It’s common for teams to break out and solve particular, individual problems. Then, when you’re in person, everyone comes back together to share solutions, and the big picture stays pretty clear. But virtually, the big picture often gets lost.

Before you break out, take the time to set and communicate a common goal to all teams. What’s the point of what each group is working on? Help them see the importance before they begin their small-group work.

Depending on the health of your teams, you may need to do this on the small-group level as well. For example, you won’t get great results from a group of four where two workers aren’t engaged with the goal of the small group.

Have a Reflection Period and Use Suggestions Wisely

It’s hard (and sometimes impossible) to read body language in virtual meetings. Those cues that lead you to ask if something’s wrong aren’t obvious. So it’s essential to set a few minutes at the end of virtual breakouts (or in the follow-up meeting) for reflection.

What worked in the breakout and what didn’t? Are both the big picture and the task at hand clear to everyone? What hurdles are team members facing?

Of course, be sure to listen to these reflections and act on any suggestions that can help your organization improve.

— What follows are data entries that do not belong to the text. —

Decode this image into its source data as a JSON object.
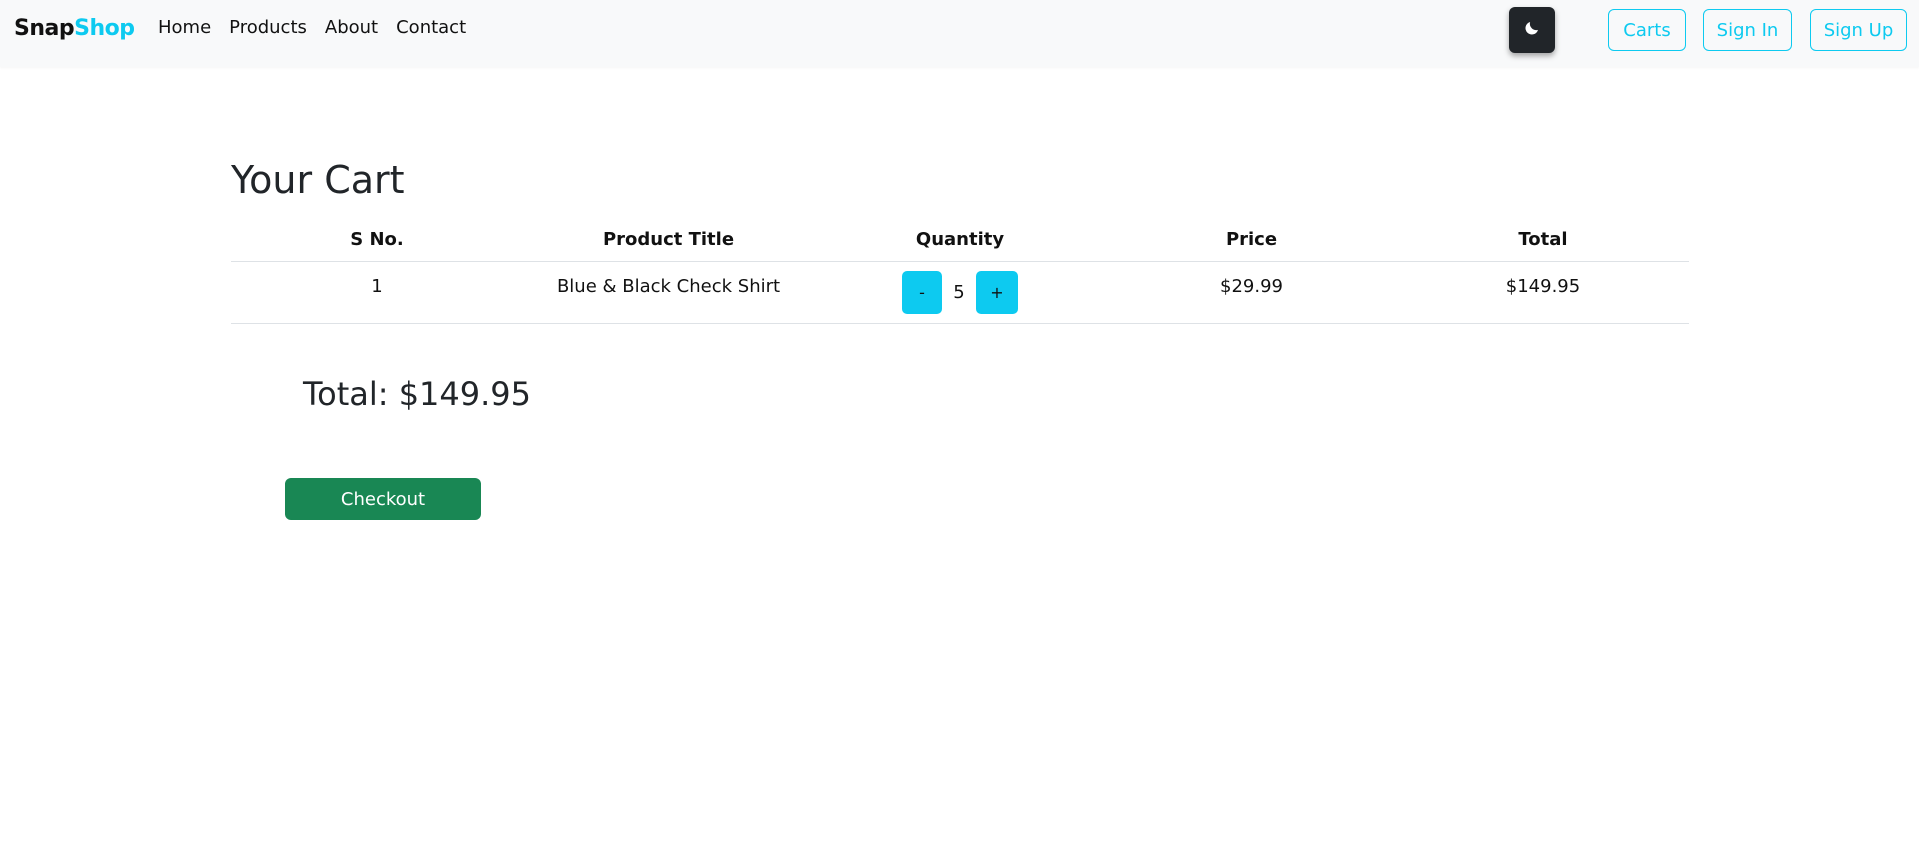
{
  "navbar": {
    "brand_part1": "Snap",
    "brand_part2": "Shop",
    "links": [
      "Home",
      "Products",
      "About",
      "Contact"
    ],
    "theme_toggle_icon": "moon-icon",
    "buttons": {
      "carts": "Carts",
      "sign_in": "Sign In",
      "sign_up": "Sign Up"
    }
  },
  "cart": {
    "title": "Your Cart",
    "columns": [
      "S No.",
      "Product Title",
      "Quantity",
      "Price",
      "Total"
    ],
    "rows": [
      {
        "sno": "1",
        "title": "Blue & Black Check Shirt",
        "decrement_label": "-",
        "quantity": "5",
        "increment_label": "+",
        "price": "$29.99",
        "total": "$149.95"
      }
    ],
    "grand_total": "Total: $149.95",
    "checkout_label": "Checkout"
  },
  "colors": {
    "accent": "#0dcaf0",
    "success": "#198754",
    "dark": "#212529",
    "navbar_bg": "#f8f9fa"
  }
}
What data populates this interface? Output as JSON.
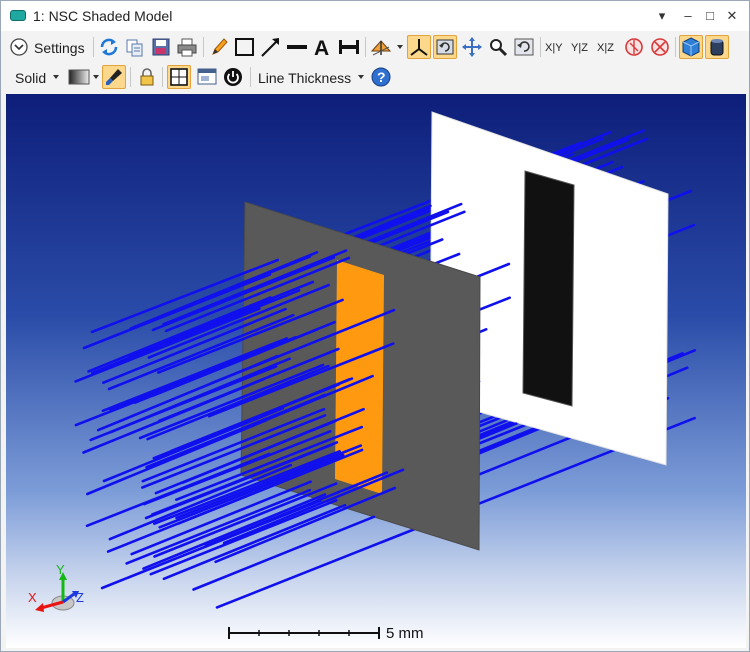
{
  "window": {
    "title": "1: NSC Shaded Model",
    "controls": [
      "▾",
      "–",
      "□",
      "✕"
    ]
  },
  "toolbar": {
    "settings_label": "Settings",
    "render_mode": "Solid",
    "line_thickness_label": "Line Thickness",
    "projection_labels": [
      "X|Y",
      "Y|Z",
      "X|Z"
    ],
    "highlight_color": "#fbd88b"
  },
  "axis_triad": {
    "x_label": "X",
    "y_label": "Y",
    "z_label": "Z"
  },
  "scale_bar": {
    "label": "5 mm"
  },
  "colors": {
    "ray": "#1010ee",
    "aperture_plate": "#555555",
    "aperture_slot": "#ff9a10",
    "detector_plate": "#ffffff",
    "detector_active": "#111111"
  }
}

Bluewater has helped many businesses navigate these changes, and we’re ready to help you too. Reach out today to learn what we can do for you!